Dueling and the Kentucky Constitution

January 1st, 2016

For reasons that aren’t entirely clear, Chief Justice Roberts chose dueling as the theme of his year-end report. Maybe he saw Hamilton on Broadway? (I have tickets for next Sunday!). In his remarks, the Chief wrote:

When Kentucky lawyers are admitted to the bar, they are required, by law, to swear that they have not participated in a duel.

It’s true. Since the early 1800s, Kentucky had a problem with dueling. Henry Clay, who served in Congress from Kentucky, fought in (and won) two duels.

Section 228 of Kentucky’s Constitution (ratified in 1891) imposes an oath on all officers and attorneys in the state to abjure from dueling.

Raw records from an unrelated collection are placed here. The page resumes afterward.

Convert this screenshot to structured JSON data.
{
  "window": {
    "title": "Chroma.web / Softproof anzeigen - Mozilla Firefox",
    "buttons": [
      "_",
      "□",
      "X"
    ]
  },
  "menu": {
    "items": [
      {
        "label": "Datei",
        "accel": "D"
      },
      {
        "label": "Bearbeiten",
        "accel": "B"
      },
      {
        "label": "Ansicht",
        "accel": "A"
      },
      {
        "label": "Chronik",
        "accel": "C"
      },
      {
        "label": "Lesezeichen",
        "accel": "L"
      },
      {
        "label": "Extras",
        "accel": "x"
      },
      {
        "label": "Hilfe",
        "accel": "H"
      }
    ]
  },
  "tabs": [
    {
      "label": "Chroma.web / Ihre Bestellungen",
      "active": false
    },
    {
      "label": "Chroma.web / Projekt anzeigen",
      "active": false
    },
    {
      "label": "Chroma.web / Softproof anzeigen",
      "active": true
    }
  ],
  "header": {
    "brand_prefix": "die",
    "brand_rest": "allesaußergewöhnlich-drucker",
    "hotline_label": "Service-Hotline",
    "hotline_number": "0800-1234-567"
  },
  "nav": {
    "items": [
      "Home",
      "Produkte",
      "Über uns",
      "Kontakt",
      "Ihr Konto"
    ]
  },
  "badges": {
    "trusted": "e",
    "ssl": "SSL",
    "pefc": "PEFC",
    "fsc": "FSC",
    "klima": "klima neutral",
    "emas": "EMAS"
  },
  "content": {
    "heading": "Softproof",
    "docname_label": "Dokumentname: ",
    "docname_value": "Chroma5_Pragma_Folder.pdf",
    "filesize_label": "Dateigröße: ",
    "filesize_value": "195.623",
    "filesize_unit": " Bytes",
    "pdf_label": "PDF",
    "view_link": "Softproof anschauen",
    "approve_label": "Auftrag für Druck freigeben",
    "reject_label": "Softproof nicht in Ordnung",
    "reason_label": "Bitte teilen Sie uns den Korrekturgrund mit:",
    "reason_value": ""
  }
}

Members of the General Assembly and all officers, before they enter upon the execution of the duties of their respective offices, and all members of the bar, before they enter upon the practice of their profession, shall take the following oath or affirmation: I do solemnly swear (or affirm, as the case may be) that I will support the Constitution of the United States and the Constitution of this Commonwealth, and be faithful and true to the Commonwealth of Kentucky so long as I continue a citizen thereof, and that I will faithfully execute, to the best of my ability, the office of …. according to law; and I do further solemnly swear (or affirm) that since the adoption of the present Constitution, I, being a citizen of this State, have not fought a duel with deadly weapons within this State nor out of it, nor have I sent or accepted a challenge to fight a duel with deadly weapons, nor have I acted as second in carrying a challenge, nor aided or assisted any person thus offending, so help me God.

One state representative tried to change the oath, saying “It perpetuates that image of Kentucky as being backward.” Another state senator disagreed “”It is a part of the history of this great commonwealth, and I don’t think that we ought to make any changes with respect to the reflection of that history.” But the oath is still there.

Last month, Lt. Gov Jenean Hampton took the dueling oath from Chief Justice Minton John D. Minton, Jr. around 9:00 (she cracks up just a little bit):